The data:
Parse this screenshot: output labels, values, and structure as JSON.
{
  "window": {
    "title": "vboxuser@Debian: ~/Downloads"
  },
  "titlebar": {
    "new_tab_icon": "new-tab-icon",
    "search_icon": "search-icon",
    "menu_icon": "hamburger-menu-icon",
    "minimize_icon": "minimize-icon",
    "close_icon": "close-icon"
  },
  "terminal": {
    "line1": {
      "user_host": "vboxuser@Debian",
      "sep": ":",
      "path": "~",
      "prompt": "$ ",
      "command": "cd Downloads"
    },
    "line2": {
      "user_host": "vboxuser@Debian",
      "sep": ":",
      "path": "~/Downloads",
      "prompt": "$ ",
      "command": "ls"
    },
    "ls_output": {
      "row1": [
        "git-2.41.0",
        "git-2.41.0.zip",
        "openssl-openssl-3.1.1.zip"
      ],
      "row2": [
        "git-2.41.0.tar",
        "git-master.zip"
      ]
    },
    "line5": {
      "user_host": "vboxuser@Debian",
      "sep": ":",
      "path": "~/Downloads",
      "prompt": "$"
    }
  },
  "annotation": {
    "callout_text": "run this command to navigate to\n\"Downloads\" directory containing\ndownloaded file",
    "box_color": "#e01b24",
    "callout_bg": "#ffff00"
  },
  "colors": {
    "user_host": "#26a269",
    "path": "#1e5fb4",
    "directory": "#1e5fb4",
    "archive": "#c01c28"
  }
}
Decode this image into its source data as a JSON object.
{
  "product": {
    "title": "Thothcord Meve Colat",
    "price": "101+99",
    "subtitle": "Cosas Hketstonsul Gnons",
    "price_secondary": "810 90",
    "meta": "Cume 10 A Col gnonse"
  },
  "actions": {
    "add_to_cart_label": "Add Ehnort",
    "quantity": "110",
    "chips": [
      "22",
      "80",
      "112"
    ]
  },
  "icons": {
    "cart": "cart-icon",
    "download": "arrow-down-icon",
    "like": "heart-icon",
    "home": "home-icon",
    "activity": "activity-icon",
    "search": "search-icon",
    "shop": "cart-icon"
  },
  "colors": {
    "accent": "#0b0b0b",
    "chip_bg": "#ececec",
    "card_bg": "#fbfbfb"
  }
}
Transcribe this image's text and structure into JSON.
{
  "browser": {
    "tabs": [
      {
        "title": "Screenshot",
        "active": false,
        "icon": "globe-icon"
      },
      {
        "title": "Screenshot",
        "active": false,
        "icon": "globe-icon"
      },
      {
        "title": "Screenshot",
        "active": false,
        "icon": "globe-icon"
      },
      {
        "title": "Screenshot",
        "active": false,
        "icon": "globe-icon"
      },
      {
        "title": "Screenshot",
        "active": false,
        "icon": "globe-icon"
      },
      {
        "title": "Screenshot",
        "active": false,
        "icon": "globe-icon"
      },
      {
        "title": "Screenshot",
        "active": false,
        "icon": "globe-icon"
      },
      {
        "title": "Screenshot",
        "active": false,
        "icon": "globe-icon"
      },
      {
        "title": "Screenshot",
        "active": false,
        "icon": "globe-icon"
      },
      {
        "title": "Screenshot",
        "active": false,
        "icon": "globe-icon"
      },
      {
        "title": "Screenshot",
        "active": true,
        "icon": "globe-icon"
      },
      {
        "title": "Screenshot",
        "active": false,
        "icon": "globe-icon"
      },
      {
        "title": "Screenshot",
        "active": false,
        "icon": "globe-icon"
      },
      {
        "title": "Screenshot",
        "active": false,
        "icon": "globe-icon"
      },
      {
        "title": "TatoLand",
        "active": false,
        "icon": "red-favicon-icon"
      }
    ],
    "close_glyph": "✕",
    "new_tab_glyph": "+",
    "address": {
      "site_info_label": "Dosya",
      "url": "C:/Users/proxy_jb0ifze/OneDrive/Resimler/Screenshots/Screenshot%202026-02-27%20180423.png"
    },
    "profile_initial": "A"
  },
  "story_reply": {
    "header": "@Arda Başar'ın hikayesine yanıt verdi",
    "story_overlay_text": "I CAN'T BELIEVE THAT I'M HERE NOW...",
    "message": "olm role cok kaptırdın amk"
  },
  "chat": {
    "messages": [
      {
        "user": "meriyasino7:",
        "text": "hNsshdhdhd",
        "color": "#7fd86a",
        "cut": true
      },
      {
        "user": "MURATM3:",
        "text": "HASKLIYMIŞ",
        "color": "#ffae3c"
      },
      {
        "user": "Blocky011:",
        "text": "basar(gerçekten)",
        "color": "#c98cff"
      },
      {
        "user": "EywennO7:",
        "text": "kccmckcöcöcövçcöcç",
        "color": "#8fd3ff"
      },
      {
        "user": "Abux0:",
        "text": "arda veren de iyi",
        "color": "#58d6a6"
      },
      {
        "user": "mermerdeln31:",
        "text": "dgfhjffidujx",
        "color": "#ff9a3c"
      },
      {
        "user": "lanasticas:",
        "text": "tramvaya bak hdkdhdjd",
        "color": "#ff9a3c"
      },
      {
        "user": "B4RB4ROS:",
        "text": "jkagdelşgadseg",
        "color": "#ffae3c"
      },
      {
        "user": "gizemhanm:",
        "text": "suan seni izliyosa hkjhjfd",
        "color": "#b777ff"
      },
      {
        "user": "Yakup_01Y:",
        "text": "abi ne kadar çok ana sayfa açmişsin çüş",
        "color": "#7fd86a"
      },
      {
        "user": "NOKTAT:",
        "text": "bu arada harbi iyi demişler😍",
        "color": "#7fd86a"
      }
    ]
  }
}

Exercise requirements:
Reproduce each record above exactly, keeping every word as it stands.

Written solution:
Parse this screenshot: output labels, values, and structure as JSON.
{
  "window": {
    "title": "vboxuser@Debian: ~/Downloads"
  },
  "titlebar": {
    "new_tab_icon": "new-tab-icon",
    "search_icon": "search-icon",
    "menu_icon": "hamburger-menu-icon",
    "minimize_icon": "minimize-icon",
    "close_icon": "close-icon"
  },
  "terminal": {
    "line1": {
      "user_host": "vboxuser@Debian",
      "sep": ":",
      "path": "~",
      "prompt": "$ ",
      "command": "cd Downloads"
    },
    "line2": {
      "user_host": "vboxuser@Debian",
      "sep": ":",
      "path": "~/Downloads",
      "prompt": "$ ",
      "command": "ls"
    },
    "ls_output": {
      "row1": [
        "git-2.41.0",
        "git-2.41.0.zip",
        "openssl-openssl-3.1.1.zip"
      ],
      "row2": [
        "git-2.41.0.tar",
        "git-master.zip"
      ]
    },
    "line5": {
      "user_host": "vboxuser@Debian",
      "sep": ":",
      "path": "~/Downloads",
      "prompt": "$"
    }
  },
  "annotation": {
    "callout_text": "run this command to navigate to\n\"Downloads\" directory containing\ndownloaded file",
    "box_color": "#e01b24",
    "callout_bg": "#ffff00"
  },
  "colors": {
    "user_host": "#26a269",
    "path": "#1e5fb4",
    "directory": "#1e5fb4",
    "archive": "#c01c28"
  }
}
Decode this image into its source data as a JSON object.
{
  "product": {
    "title": "Thothcord Meve Colat",
    "price": "101+99",
    "subtitle": "Cosas Hketstonsul Gnons",
    "price_secondary": "810 90",
    "meta": "Cume 10 A Col gnonse"
  },
  "actions": {
    "add_to_cart_label": "Add Ehnort",
    "quantity": "110",
    "chips": [
      "22",
      "80",
      "112"
    ]
  },
  "icons": {
    "cart": "cart-icon",
    "download": "arrow-down-icon",
    "like": "heart-icon",
    "home": "home-icon",
    "activity": "activity-icon",
    "search": "search-icon",
    "shop": "cart-icon"
  },
  "colors": {
    "accent": "#0b0b0b",
    "chip_bg": "#ececec",
    "card_bg": "#fbfbfb"
  }
}
Transcribe this image's text and structure into JSON.
{
  "browser": {
    "tabs": [
      {
        "title": "Screenshot",
        "active": false,
        "icon": "globe-icon"
      },
      {
        "title": "Screenshot",
        "active": false,
        "icon": "globe-icon"
      },
      {
        "title": "Screenshot",
        "active": false,
        "icon": "globe-icon"
      },
      {
        "title": "Screenshot",
        "active": false,
        "icon": "globe-icon"
      },
      {
        "title": "Screenshot",
        "active": false,
        "icon": "globe-icon"
      },
      {
        "title": "Screenshot",
        "active": false,
        "icon": "globe-icon"
      },
      {
        "title": "Screenshot",
        "active": false,
        "icon": "globe-icon"
      },
      {
        "title": "Screenshot",
        "active": false,
        "icon": "globe-icon"
      },
      {
        "title": "Screenshot",
        "active": false,
        "icon": "globe-icon"
      },
      {
        "title": "Screenshot",
        "active": false,
        "icon": "globe-icon"
      },
      {
        "title": "Screenshot",
        "active": true,
        "icon": "globe-icon"
      },
      {
        "title": "Screenshot",
        "active": false,
        "icon": "globe-icon"
      },
      {
        "title": "Screenshot",
        "active": false,
        "icon": "globe-icon"
      },
      {
        "title": "Screenshot",
        "active": false,
        "icon": "globe-icon"
      },
      {
        "title": "TatoLand",
        "active": false,
        "icon": "red-favicon-icon"
      }
    ],
    "close_glyph": "✕",
    "new_tab_glyph": "+",
    "address": {
      "site_info_label": "Dosya",
      "url": "C:/Users/proxy_jb0ifze/OneDrive/Resimler/Screenshots/Screenshot%202026-02-27%20180423.png"
    },
    "profile_initial": "A"
  },
  "story_reply": {
    "header": "@Arda Başar'ın hikayesine yanıt verdi",
    "story_overlay_text": "I CAN'T BELIEVE THAT I'M HERE NOW...",
    "message": "olm role cok kaptırdın amk"
  },
  "chat": {
    "messages": [
      {
        "user": "meriyasino7:",
        "text": "hNsshdhdhd",
        "color": "#7fd86a",
        "cut": true
      },
      {
        "user": "MURATM3:",
        "text": "HASKLIYMIŞ",
        "color": "#ffae3c"
      },
      {
        "user": "Blocky011:",
        "text": "basar(gerçekten)",
        "color": "#c98cff"
      },
      {
        "user": "EywennO7:",
        "text": "kccmckcöcöcövçcöcç",
        "color": "#8fd3ff"
      },
      {
        "user": "Abux0:",
        "text": "arda veren de iyi",
        "color": "#58d6a6"
      },
      {
        "user": "mermerdeln31:",
        "text": "dgfhjffidujx",
        "color": "#ff9a3c"
      },
      {
        "user": "lanasticas:",
        "text": "tramvaya bak hdkdhdjd",
        "color": "#ff9a3c"
      },
      {
        "user": "B4RB4ROS:",
        "text": "jkagdelşgadseg",
        "color": "#ffae3c"
      },
      {
        "user": "gizemhanm:",
        "text": "suan seni izliyosa hkjhjfd",
        "color": "#b777ff"
      },
      {
        "user": "Yakup_01Y:",
        "text": "abi ne kadar çok ana sayfa açmişsin çüş",
        "color": "#7fd86a"
      },
      {
        "user": "NOKTAT:",
        "text": "bu arada harbi iyi demişler😍",
        "color": "#7fd86a"
      }
    ]
  }
}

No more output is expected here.